I’ve been keeping lists of the books I read for four years now, and I have to admit that doing so awakens a certain competitive spark. Right now, at just about eight weeks from the end of the freakin’ year (happens EVERY YEAR, and yet EVERY YEAR I am taken aback by the swift passage of time) I have already surpassed my Total Books Read for 2012 (which was 64, btw), and am close to topping my all-time high since I’ve been counting (77 books in 2011 …while I was unemployed for nearly a year).
I’m feeling rather smug.
Maybe you’ve noticed that the number of books I’ve read so far in no way approaches the number of reviews I write. The fact is, when you read a lot of books, you just don’t have a strong reaction to all of them, because most books are only okay. Still other books are objectively good, but not provoking to me personally. And then some, like the ones I write capsule reviews about, are ones that I have a mere blip of a reaction to, enough to to write about but not at length. That, or my feelings about them are very simple and don’t require much explanation.
For example, Hugh Howey’s finale to his excellent Silo series, which began in 2011 with a series of shorter works that were compiled into Wool. This finale, Dust, is one I suspect most fans will not find cause to complain about, because it gives the reader just about everything she could want. It’s a recurrent fault of Howey’s that he also tends to give the reader quite a bit more than she might want. Fans will be very satisfied with the attention given to Juliette, Solo, and Donald’s stories (and sidebar, it was an interesting experience to see Donald become the most interesting character in the series considering Juliette’s blazing debut in Wool), but perhaps stymied by the energy wasted on several characters, some of whom are new to the story and serve essentially as plot devices.
Another detractor is, ironically, Howey’s rich imagination and ability to create a layered world. He can’t seem to help himself when it comes to showing the reader as much of this world as he possibly can, even when a more streamlined approach would benefit his book more. But this is really a quibble. If you liked the rest of the series, you’ll be pleased with Dust, not least because it gives an actual sense of finality, unlike so many other abrupt or ambiguous or out-of-left-field endings.
Another note about 2013: it must be the year in which I have read the most books that have made me cry in public. Most recently, I was crying at my desk during my lunch break while finishing Julian Barnes’ Levels of Life. It’s a very short (200 pages about, I think) series of three essays, the last of which discusses Barnes’ grief in the aftermath of his wife’s death. This is an example of a book I had a very uncomplicated reaction to. It’s a beautiful writer describing things beautifully. You don’t read such a book to criticize its technical shortcomings; you read it because you know the author has the power to make you feel something real. I suppose for the sake of comparison, I’ll add that his Booker prize-winning The Sense of an Ending was a superior piece of literature, but we’re talking about ranking works that all reside in the same supreme tier. Just let the prose wash over you and alter your consciousness. You’ll wake up two hours later heartbroken and not knowing quite where you are, which sounds like a bad LSD trip, but trust me, it’s worth it.

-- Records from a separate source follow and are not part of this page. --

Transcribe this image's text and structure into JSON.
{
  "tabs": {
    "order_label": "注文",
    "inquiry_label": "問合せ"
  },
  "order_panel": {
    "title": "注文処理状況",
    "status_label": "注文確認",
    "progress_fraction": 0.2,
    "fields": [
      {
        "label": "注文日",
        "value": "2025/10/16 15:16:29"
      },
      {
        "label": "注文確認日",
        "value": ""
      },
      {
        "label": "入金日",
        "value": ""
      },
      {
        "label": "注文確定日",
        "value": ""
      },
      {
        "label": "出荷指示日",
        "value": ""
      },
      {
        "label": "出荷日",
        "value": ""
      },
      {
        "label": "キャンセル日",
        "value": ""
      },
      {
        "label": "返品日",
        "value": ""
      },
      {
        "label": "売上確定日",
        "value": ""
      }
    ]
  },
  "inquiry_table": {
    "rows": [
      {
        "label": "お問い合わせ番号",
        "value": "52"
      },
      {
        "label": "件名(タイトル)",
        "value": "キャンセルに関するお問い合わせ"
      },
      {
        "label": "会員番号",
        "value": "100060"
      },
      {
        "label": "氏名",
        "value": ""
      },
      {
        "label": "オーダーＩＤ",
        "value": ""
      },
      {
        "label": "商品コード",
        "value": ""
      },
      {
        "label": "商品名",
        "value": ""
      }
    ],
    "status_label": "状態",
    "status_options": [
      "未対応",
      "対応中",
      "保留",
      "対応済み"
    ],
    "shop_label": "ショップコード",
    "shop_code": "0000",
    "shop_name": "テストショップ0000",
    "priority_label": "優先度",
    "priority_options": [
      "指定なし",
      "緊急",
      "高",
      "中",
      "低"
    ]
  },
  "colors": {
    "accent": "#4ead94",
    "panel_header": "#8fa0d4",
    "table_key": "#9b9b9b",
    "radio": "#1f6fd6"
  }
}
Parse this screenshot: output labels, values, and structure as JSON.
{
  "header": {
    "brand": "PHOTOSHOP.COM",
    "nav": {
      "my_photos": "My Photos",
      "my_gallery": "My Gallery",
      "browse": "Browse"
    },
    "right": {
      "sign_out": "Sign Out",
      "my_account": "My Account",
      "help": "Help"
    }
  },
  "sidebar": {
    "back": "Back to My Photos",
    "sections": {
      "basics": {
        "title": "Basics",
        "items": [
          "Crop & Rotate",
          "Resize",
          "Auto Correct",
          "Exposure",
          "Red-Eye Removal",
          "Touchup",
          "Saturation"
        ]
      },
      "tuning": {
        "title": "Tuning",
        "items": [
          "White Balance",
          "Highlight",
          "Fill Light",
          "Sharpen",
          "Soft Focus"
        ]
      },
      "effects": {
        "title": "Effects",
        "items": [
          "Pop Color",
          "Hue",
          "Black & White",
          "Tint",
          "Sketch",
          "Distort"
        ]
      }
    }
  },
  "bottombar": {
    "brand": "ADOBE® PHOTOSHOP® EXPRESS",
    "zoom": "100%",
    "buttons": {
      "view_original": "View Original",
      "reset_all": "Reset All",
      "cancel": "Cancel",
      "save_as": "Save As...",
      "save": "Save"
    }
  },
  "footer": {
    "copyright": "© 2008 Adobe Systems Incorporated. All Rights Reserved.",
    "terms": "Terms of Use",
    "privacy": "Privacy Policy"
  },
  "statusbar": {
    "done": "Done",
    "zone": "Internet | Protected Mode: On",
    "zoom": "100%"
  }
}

This one goes into the “Reactional Blip” pile. It’s enjoyable and a page-turner for sure, but somehow unsatisfying. It’s being compared to both Room and Before I Go to Sleep, but I would add that it also draws influence from Charlotte Perkins Gilman’s “The Yellow Wallpaper”. Protagonist Marta Bjornstad spends her days cleaning her already spotless house and waiting for her husband, Hector, to come home from teaching his university courses. But lately, she hasn’t been taking her pills, and she’s starting to see things: a little girl in a dirty nightgown. Strands of blonde hair in the trashcan, though her own hair is brown. We quickly realize that we and Marta are both unsure whether she is more sane off her pills than on them.
Anyway, it has the suspense of Room without that book’s more novel technical execution, and a similar message to “The Yellow Wallpaper” without any additional complexity or depth to account for the 100+ years since Gilman’s story was first published. Of the three, it’s most like Before I Go to Sleep, in both its good and flawed aspects, which is to say that it’s well written and lots of fun, but some of the main character’s actions are illogical and the ending could use a bit more work. It is one of the few books I’ve read in which sustained present-tense narration actually makes sense. And you’ll read it in a few hours, so even if you don’t like it you won’t have wasted much time! But if you enjoyed its predecessors, you’ll likely have some fun with How to Be a Good Wife.